Share this article

print logo

WETLANDS ARE 'THE PURIFYING OASIS OF LIFE'

The hysteria over the new wetlands regulations is not surprising. The old notion that a swamp, bog or marsh is a wasteland, an impediment to progress that must be drained, filled or dammed before it is developed and cashed-in on, still persists. Old customs die hard. What is surprising, however, is that your editorial of Dec. 16 seems based on outdated notions as well.

The new federal regulations recognize that wetlands are an invaluable source of fish and wildlife habitat, and provide critical flood protection and water purification. The Bush administration's enlightened policy of "no net loss" is based on the realization that the U.S. has already lost over 50 percent of our life-giving wetlands.

They also realize that wetlands are not always obvious and easily defined by "water birds and cattails," as your editorial states. Wetlands can be intermittent and not obvious to the casual observer.

Your statement that the new regulations approach "absurdity" is, in itself, absurd. What seems to scare you the most are the statistics -- that "over half of Erie (County) might fall under wetland regulations."

A closer examination of that statistic would reveal that only 13 percent of Erie County soils are classified as "hydric" or water-logged. Another 40 percent have the potential of containing small areas of hydric soils that might harbor a wetland.

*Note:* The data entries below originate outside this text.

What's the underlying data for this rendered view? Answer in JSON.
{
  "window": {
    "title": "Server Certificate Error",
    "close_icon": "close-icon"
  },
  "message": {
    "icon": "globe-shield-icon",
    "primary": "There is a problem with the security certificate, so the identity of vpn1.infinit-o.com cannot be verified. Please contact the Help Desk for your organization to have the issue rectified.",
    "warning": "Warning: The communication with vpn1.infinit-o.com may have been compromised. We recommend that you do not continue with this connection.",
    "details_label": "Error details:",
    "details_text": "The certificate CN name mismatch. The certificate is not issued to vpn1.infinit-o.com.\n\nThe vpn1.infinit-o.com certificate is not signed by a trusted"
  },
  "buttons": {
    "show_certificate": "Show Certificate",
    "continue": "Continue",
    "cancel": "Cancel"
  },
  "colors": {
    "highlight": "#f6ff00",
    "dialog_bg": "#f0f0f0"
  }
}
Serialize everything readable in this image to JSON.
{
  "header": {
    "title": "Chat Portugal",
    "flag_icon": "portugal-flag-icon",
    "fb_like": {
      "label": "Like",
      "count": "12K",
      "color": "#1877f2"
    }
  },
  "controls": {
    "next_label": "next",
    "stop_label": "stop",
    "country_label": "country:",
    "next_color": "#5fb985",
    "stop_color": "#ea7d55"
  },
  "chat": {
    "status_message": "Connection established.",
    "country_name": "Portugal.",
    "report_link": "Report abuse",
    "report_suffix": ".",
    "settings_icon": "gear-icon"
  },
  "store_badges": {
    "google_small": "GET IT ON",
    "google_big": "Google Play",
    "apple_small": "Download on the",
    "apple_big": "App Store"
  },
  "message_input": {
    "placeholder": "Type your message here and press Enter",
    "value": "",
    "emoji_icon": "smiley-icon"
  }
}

Soil hydrology alone does not define a wetland and preclude development. It is an early indicator that a closer inspection of the land might be needed.

Based on your false premise that the federal regulations would stifle development of "big chunks of the Niagara Frontier," you wrongly conclude that "the (state) DEC should hold its fire on sweeping new proposals" that would duplicate the federal law and regulations that "go too far." The days of draining and developing wetlands are over. And good riddance.

The DEC should proceed vigorously to conform its regulations to federal law. Your editorial implies that the DEC and Corps of Engineers have duplicate missions. They do not. The Corps of Engineers only regulates the filling of waters and wetlands. The DEC has broader responsibilities including excavations and draining.

Some people view wetlands and see only destruction and profit. Others see a purifying oasis of life. Fortunately, federal law is on our side. Let's keep it that way.

ROBERT M. CATALANO
Chairman
Sierra Club, Niagara Group
Depew

There are no comments - be the first to comment